But, as we know now, 2020 held unprecedented surprises. On March 20, we shut down our research laboratories and all but 11 of our cancer clinical trials. TCI clinicians were deployed to the front lines of the COVID-19 pandemic in New York City, where they worked in The Mount Sinai Hospital’s 45 newly designated COVID-19 units and intensive care units. For COVID-19 patients with cancer, we quickly created a special in-patient floor, which also housed an outpatient infusion center. Our doctors began conducting patient visits via telemedicine.
TCI’s experience in cancer research and treatment was invaluable in confronting COVID-19. Our scientists helped improve the reliability of Mount Sinai’s successful ELISA antibody test for SARS-CoV-2. Our hematologists helped Mount Sinai quickly institute an anticoagulation protocol for patients with COVID-19 whose mortality was often tied to untreated blood clots. Our immunologists, familiar with high cytokine release levels in cancer patients, applied their knowledge to critically ill COVID-19 patients with similar reactions. We launched the nation’s first study on allogeneic stem cell therapy in COVID-19 patients with overactive immune responses.
Mount Sinai’s prostate and lung cancer specialists turned their observations into investigational studies. Researchers led by Matthew Galsky, MD, Professor of Medicine (Hematology and Medical Oncology), and Urology, wanted to know whether prostate cancer patients on androgen-deprivation therapy were protected against severe complications of COVID-19. Fred Hirsch, MD, PhD, Executive Director of the Center for Thoracic Oncology at The Tisch Cancer Institute, launched a national study to determine whether vaccines and other strategies protect lung cancer patients from developing COVID-19.

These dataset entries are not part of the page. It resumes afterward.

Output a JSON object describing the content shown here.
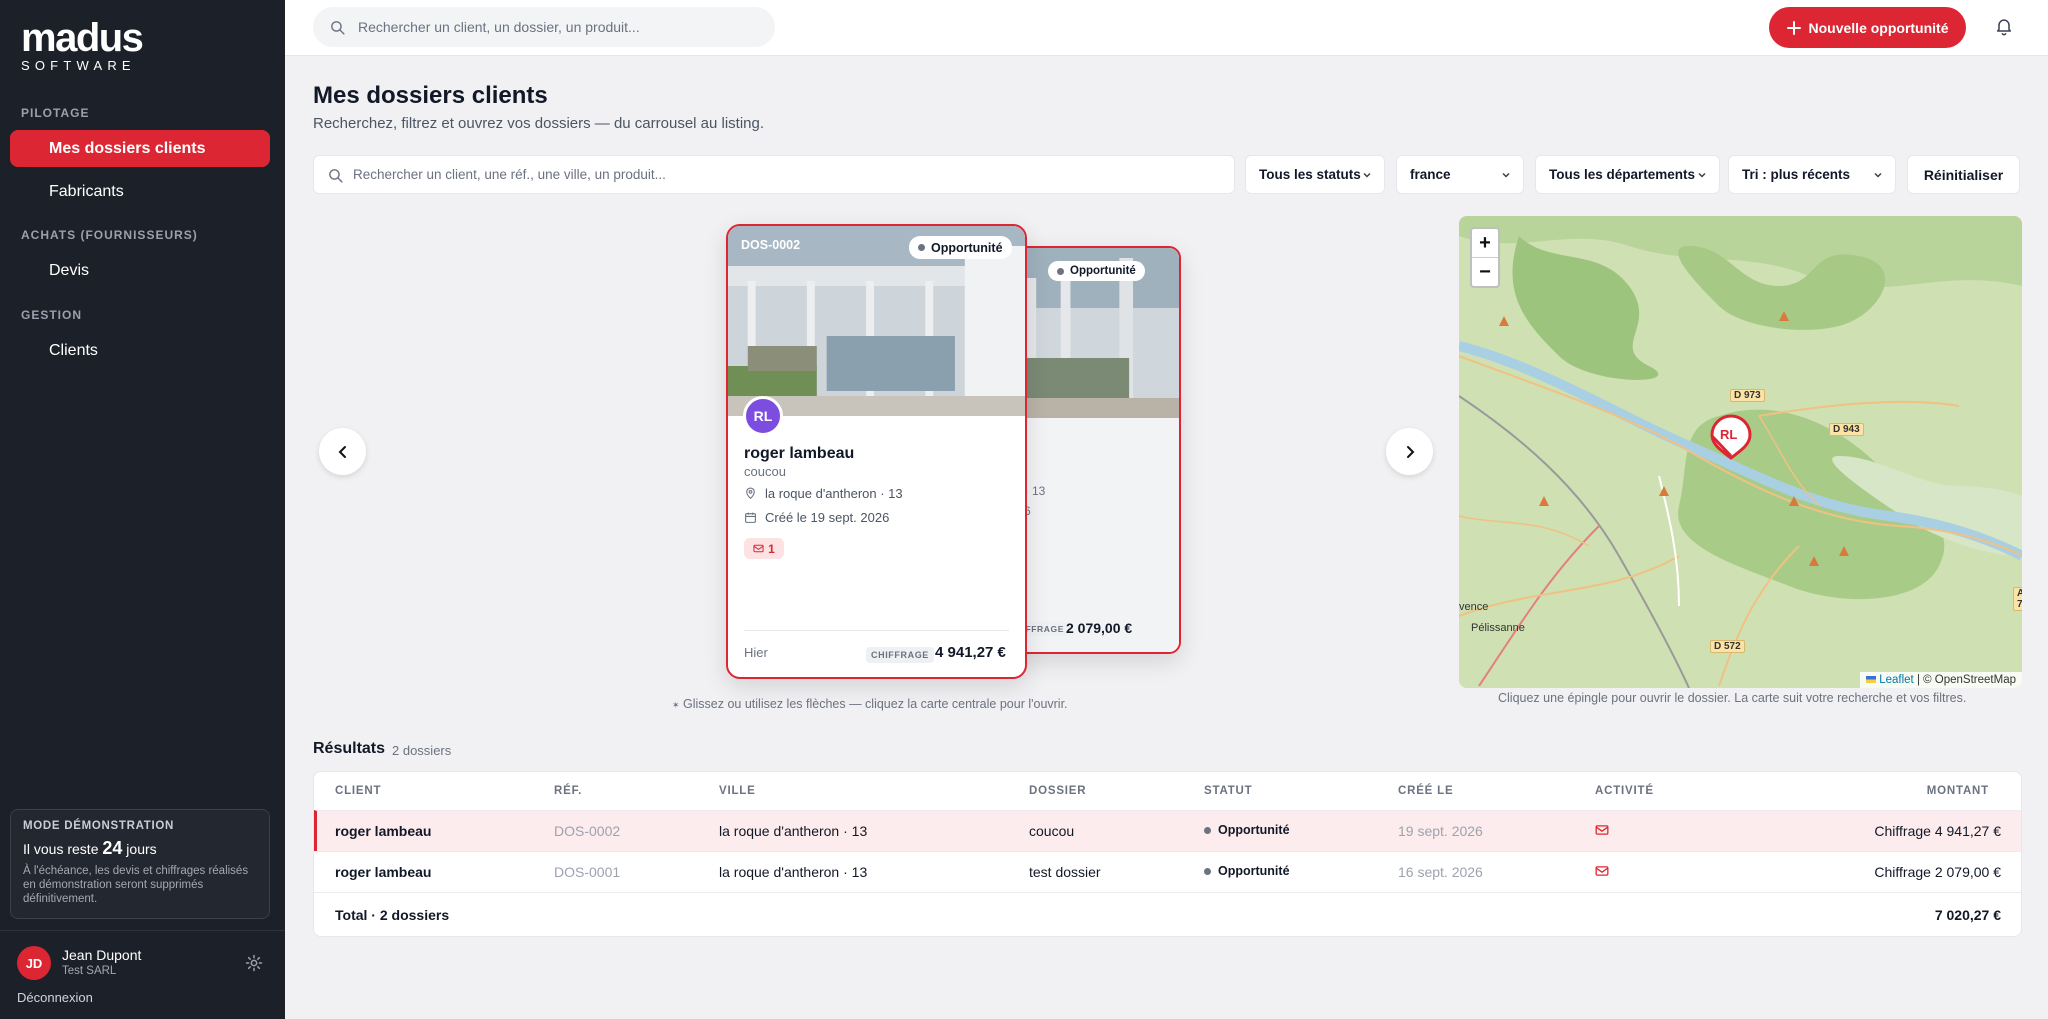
{
  "app": {
    "logo_main": "madus",
    "logo_sub": "SOFTWARE"
  },
  "sidebar": {
    "sections": [
      {
        "label": "PILOTAGE",
        "items": [
          {
            "label": "Mes dossiers clients",
            "active": true
          },
          {
            "label": "Fabricants"
          }
        ]
      },
      {
        "label": "ACHATS (FOURNISSEURS)",
        "items": [
          {
            "label": "Devis"
          }
        ]
      },
      {
        "label": "GESTION",
        "items": [
          {
            "label": "Clients"
          }
        ]
      }
    ],
    "demo": {
      "title": "MODE DÉMONSTRATION",
      "days_prefix": "Il vous reste",
      "days": "24",
      "days_suffix": "jours",
      "note": "À l'échéance, les devis et chiffrages réalisés en démonstration seront supprimés définitivement."
    },
    "user": {
      "initials": "JD",
      "name": "Jean Dupont",
      "company": "Test SARL"
    },
    "logout_label": "Déconnexion"
  },
  "topbar": {
    "search_placeholder": "Rechercher un client, un dossier, un produit...",
    "new_button_label": "Nouvelle opportunité"
  },
  "page": {
    "title": "Mes dossiers clients",
    "subtitle": "Recherchez, filtrez et ouvrez vos dossiers — du carrousel au listing."
  },
  "filters": {
    "search_placeholder": "Rechercher un client, une réf., une ville, un produit...",
    "status": "Tous les statuts",
    "country": "france",
    "department": "Tous les départements",
    "sort": "Tri : plus récents",
    "reset_label": "Réinitialiser"
  },
  "carousel": {
    "main_card": {
      "ref": "DOS-0002",
      "status": "Opportunité",
      "initials": "RL",
      "client": "roger lambeau",
      "dossier": "coucou",
      "location": "la roque d'antheron · 13",
      "created": "Créé le 19 sept. 2026",
      "mail_count": "1",
      "date": "Hier",
      "amount_tag": "CHIFFRAGE",
      "amount": "4 941,27 €"
    },
    "side_card": {
      "status": "Opportunité",
      "location_partial": "ron · 13",
      "created_partial": "2026",
      "amount_tag": "CHIFFRAGE",
      "amount": "2 079,00 €"
    },
    "hint": "Glissez ou utilisez les flèches — cliquez la carte centrale pour l'ouvrir."
  },
  "map": {
    "zoom_in": "+",
    "zoom_out": "−",
    "marker_label": "RL",
    "roads": [
      "D 973",
      "D 943",
      "D 572",
      "A 7"
    ],
    "places": [
      "vence",
      "Pélissanne"
    ],
    "attribution_link": "Leaflet",
    "attribution_rest": "| © OpenStreetMap",
    "hint": "Cliquez une épingle pour ouvrir le dossier. La carte suit votre recherche et vos filtres."
  },
  "results": {
    "title": "Résultats",
    "count": "2 dossiers",
    "columns": [
      "CLIENT",
      "RÉF.",
      "VILLE",
      "DOSSIER",
      "STATUT",
      "CRÉÉ LE",
      "ACTIVITÉ",
      "MONTANT"
    ],
    "rows": [
      {
        "client": "roger lambeau",
        "ref": "DOS-0002",
        "city": "la roque d'antheron · 13",
        "dossier": "coucou",
        "status": "Opportunité",
        "created": "19 sept. 2026",
        "amount": "Chiffrage 4 941,27 €",
        "selected": true
      },
      {
        "client": "roger lambeau",
        "ref": "DOS-0001",
        "city": "la roque d'antheron · 13",
        "dossier": "test dossier",
        "status": "Opportunité",
        "created": "16 sept. 2026",
        "amount": "Chiffrage 2 079,00 €",
        "selected": false
      }
    ],
    "total_label": "Total · 2 dossiers",
    "total_amount": "7 020,27 €"
  },
  "colors": {
    "accent": "#dc2633",
    "sidebar": "#1c2029",
    "avatar": "#7c4ddf"
  }
}
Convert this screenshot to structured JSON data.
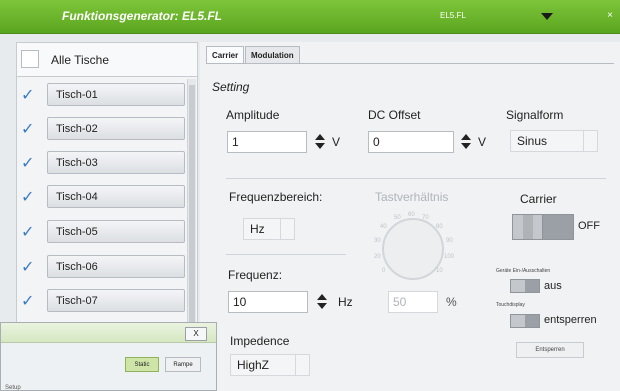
{
  "window": {
    "title": "Funktionsgenerator: EL5.FL",
    "selected_device": "EL5.FL",
    "close_label": "×"
  },
  "tables": {
    "all_label": "Alle Tische",
    "items": [
      {
        "label": "Tisch-01",
        "checked": true
      },
      {
        "label": "Tisch-02",
        "checked": true
      },
      {
        "label": "Tisch-03",
        "checked": true
      },
      {
        "label": "Tisch-04",
        "checked": true
      },
      {
        "label": "Tisch-05",
        "checked": true
      },
      {
        "label": "Tisch-06",
        "checked": true
      },
      {
        "label": "Tisch-07",
        "checked": true
      }
    ],
    "check_glyph": "✓"
  },
  "tabs": {
    "carrier": "Carrier",
    "modulation": "Modulation"
  },
  "setting": {
    "heading": "Setting",
    "amplitude_label": "Amplitude",
    "amplitude_value": "1",
    "amplitude_unit": "V",
    "offset_label": "DC Offset",
    "offset_value": "0",
    "offset_unit": "V",
    "signal_label": "Signalform",
    "signal_value": "Sinus",
    "range_label": "Frequenzbereich:",
    "range_value": "Hz",
    "duty_label": "Tastverhältnis",
    "duty_value": "50",
    "duty_unit": "%",
    "carrier_label": "Carrier",
    "carrier_state": "OFF",
    "freq_label": "Frequenz:",
    "freq_value": "10",
    "freq_unit": "Hz",
    "impedance_label": "Impedence",
    "impedance_value": "HighZ",
    "power_label": "Geräte Ein-/Ausschalten",
    "power_state": "aus",
    "touch_label": "Touchdisplay",
    "touch_state": "entsperren",
    "small_button_label": "Entsperren"
  },
  "knob": {
    "ticks": [
      "60",
      "70",
      "50",
      "40",
      "80",
      "30",
      "90",
      "20",
      "100",
      "0",
      "10"
    ]
  },
  "popup": {
    "close_label": "X",
    "static_label": "Static",
    "rampe_label": "Rampe",
    "bottom_label": "Setup"
  },
  "colors": {
    "title_bar": "#6fb82d",
    "check": "#3a7cc4",
    "static_active": "#cfe5a8"
  }
}
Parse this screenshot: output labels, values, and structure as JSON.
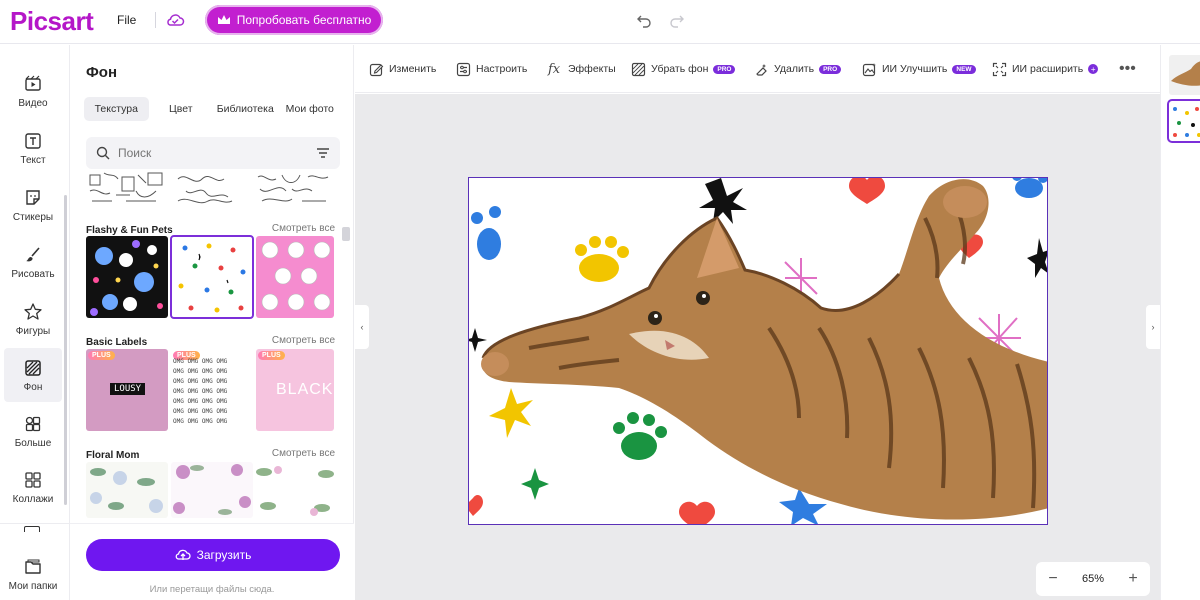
{
  "app": {
    "logo_text": "Picsart",
    "file_label": "File",
    "try_button_label": "Попробовать бесплатно"
  },
  "rail": {
    "items": [
      {
        "label": "Видео",
        "icon": "video-icon"
      },
      {
        "label": "Текст",
        "icon": "text-icon"
      },
      {
        "label": "Стикеры",
        "icon": "sticker-icon"
      },
      {
        "label": "Рисовать",
        "icon": "brush-icon"
      },
      {
        "label": "Фигуры",
        "icon": "star-icon"
      },
      {
        "label": "Фон",
        "icon": "background-icon",
        "active": true
      },
      {
        "label": "Больше",
        "icon": "grid-icon"
      },
      {
        "label": "Коллажи",
        "icon": "collage-icon"
      },
      {
        "label": "Мои папки",
        "icon": "folder-icon"
      }
    ]
  },
  "panel": {
    "title": "Фон",
    "tabs": [
      "Текстура",
      "Цвет",
      "Библиотека",
      "Мои фото"
    ],
    "active_tab": "Текстура",
    "search_placeholder": "Поиск",
    "sections": [
      {
        "title": "Flashy & Fun Pets",
        "see_all": "Смотреть все"
      },
      {
        "title": "Basic Labels",
        "see_all": "Смотреть все",
        "badges": [
          "PLUS",
          "PLUS",
          "PLUS"
        ],
        "thumb_texts": [
          "LOUSY",
          "OMG",
          "BLACK"
        ]
      },
      {
        "title": "Floral Mom",
        "see_all": "Смотреть все"
      }
    ],
    "upload_label": "Загрузить",
    "drop_hint": "Или перетащи файлы сюда."
  },
  "toolbar": {
    "tools": [
      {
        "label": "Изменить",
        "icon": "edit-icon"
      },
      {
        "label": "Настроить",
        "icon": "adjust-icon"
      },
      {
        "label": "Эффекты",
        "icon": "fx-icon"
      },
      {
        "label": "Убрать фон",
        "icon": "remove-bg-icon",
        "badge": "PRO"
      },
      {
        "label": "Удалить",
        "icon": "eraser-icon",
        "badge": "PRO"
      },
      {
        "label": "ИИ Улучшить",
        "icon": "enhance-icon",
        "badge": "NEW"
      },
      {
        "label": "ИИ расширить",
        "icon": "expand-icon"
      }
    ]
  },
  "zoom": {
    "value": "65%",
    "minus": "−",
    "plus": "+"
  },
  "colors": {
    "brand_magenta": "#c21fd0",
    "upload_purple": "#6f17f0",
    "selection_purple": "#7c2fd9",
    "workspace_gray": "#eaeaec"
  }
}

Indeed, as we begin 2021 we can see how the past year provided us with valuable lessons that will help improve the health of our patients. Ralph Waldo Emerson once wisely observed: “Bad times have a scientific value. These are occasions a good learner would not miss.”
Ramon Parsons, MD, PhD